*Exercise aim:* Copy each line of the following data that contains "txt文本".

Excerpted data Start Marker

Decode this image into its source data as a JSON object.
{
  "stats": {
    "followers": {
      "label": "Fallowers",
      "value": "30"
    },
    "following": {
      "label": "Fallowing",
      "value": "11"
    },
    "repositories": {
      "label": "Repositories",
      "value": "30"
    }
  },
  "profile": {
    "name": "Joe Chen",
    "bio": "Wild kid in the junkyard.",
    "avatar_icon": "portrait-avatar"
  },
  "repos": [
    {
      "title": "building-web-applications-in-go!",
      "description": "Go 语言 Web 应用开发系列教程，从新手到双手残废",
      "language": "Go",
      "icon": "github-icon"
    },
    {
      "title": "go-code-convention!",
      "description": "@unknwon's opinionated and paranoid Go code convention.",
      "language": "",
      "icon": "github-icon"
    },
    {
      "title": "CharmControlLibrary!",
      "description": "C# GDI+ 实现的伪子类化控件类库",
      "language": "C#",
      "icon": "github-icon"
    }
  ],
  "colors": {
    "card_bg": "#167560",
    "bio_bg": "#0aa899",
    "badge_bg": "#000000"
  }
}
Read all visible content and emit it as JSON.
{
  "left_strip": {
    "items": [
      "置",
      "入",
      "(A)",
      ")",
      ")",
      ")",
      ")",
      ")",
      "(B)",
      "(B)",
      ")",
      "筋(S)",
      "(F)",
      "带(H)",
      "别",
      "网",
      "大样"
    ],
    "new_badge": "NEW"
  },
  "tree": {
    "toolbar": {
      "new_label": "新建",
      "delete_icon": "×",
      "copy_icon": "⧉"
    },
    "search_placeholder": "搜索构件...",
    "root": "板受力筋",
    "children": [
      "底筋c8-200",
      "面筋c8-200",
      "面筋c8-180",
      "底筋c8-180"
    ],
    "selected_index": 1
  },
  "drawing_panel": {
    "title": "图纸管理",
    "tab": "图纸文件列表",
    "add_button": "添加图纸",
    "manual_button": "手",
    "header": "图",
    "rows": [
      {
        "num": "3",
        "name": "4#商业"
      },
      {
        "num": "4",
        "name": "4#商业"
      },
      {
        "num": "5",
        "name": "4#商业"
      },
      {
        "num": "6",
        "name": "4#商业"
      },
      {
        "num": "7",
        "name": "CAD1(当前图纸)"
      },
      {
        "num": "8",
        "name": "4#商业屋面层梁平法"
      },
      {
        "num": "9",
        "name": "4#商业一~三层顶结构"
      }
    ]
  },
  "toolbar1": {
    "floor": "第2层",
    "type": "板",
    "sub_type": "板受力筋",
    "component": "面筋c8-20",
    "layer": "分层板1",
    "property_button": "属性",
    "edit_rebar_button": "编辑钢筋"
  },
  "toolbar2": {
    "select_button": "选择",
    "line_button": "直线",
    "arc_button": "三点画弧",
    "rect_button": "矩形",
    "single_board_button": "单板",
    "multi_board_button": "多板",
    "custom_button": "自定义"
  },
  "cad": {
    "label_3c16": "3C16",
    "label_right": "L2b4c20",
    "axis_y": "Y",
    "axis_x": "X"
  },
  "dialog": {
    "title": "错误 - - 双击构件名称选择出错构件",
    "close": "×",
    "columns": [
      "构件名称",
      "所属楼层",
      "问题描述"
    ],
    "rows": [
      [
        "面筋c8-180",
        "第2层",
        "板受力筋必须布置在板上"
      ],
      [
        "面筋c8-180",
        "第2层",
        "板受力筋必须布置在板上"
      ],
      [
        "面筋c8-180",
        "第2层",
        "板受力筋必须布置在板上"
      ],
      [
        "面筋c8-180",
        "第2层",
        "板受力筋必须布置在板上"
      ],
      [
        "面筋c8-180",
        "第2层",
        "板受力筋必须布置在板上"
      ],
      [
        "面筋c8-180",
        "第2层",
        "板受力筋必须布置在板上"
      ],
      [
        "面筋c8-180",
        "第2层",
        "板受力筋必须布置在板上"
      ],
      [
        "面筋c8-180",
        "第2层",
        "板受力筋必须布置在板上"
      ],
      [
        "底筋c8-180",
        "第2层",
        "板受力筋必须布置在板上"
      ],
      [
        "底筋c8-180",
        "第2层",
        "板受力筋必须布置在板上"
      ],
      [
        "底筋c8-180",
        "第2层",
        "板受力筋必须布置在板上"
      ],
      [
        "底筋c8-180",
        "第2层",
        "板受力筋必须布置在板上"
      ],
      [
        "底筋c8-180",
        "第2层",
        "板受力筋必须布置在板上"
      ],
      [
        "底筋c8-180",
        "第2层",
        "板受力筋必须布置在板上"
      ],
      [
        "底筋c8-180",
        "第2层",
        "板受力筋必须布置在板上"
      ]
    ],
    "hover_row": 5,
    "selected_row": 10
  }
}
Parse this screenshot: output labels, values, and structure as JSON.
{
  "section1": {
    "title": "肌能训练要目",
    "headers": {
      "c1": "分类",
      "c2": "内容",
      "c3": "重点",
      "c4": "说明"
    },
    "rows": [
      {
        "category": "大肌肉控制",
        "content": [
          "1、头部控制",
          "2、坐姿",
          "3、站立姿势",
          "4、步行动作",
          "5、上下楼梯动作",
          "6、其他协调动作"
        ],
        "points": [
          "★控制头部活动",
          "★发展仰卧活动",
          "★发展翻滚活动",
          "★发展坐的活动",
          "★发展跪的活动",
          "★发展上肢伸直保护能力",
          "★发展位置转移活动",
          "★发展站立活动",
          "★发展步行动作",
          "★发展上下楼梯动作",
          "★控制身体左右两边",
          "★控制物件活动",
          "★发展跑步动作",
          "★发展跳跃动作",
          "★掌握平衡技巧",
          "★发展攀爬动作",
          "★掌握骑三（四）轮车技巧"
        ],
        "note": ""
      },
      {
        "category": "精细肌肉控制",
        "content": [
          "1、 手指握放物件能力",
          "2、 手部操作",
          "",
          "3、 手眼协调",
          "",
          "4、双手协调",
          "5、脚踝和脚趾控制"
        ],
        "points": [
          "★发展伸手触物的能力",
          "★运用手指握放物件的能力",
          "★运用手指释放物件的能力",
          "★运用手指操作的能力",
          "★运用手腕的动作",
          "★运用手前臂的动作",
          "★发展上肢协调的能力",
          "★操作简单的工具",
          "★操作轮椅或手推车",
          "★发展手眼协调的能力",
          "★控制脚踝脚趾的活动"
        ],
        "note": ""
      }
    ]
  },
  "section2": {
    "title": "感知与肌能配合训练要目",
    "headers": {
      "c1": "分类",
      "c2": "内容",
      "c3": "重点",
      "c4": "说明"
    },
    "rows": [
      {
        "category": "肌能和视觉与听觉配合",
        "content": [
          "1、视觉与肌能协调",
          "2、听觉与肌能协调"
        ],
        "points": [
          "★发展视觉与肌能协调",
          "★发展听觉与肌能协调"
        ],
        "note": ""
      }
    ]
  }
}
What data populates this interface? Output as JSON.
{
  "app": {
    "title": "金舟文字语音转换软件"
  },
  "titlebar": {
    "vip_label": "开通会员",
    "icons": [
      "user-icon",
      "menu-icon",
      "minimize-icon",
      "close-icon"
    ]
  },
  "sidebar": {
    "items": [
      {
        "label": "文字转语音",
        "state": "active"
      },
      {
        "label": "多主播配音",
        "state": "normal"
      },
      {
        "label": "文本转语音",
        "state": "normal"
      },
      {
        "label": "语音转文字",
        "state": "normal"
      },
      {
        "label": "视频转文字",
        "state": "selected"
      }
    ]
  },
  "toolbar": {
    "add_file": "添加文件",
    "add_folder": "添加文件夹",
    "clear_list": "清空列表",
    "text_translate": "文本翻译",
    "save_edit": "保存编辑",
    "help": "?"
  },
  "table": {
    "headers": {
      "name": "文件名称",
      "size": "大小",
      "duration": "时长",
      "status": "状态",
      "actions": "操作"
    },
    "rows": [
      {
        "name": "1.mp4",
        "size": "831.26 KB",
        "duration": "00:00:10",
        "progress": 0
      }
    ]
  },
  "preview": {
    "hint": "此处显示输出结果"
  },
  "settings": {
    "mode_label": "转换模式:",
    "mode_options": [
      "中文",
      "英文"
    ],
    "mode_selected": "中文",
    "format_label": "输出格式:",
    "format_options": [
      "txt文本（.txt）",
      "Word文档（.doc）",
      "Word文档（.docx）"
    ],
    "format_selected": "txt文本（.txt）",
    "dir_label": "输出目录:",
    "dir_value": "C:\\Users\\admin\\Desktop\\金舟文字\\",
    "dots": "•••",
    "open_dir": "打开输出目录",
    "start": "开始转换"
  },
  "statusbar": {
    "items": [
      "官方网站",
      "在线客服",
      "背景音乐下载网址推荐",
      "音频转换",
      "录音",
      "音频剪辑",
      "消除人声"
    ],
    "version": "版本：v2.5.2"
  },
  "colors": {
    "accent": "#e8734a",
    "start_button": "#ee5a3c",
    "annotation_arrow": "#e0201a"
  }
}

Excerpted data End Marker

*Answer section:*
      "txt文本（.txt）",
    "format_selected": "txt文本（.txt）",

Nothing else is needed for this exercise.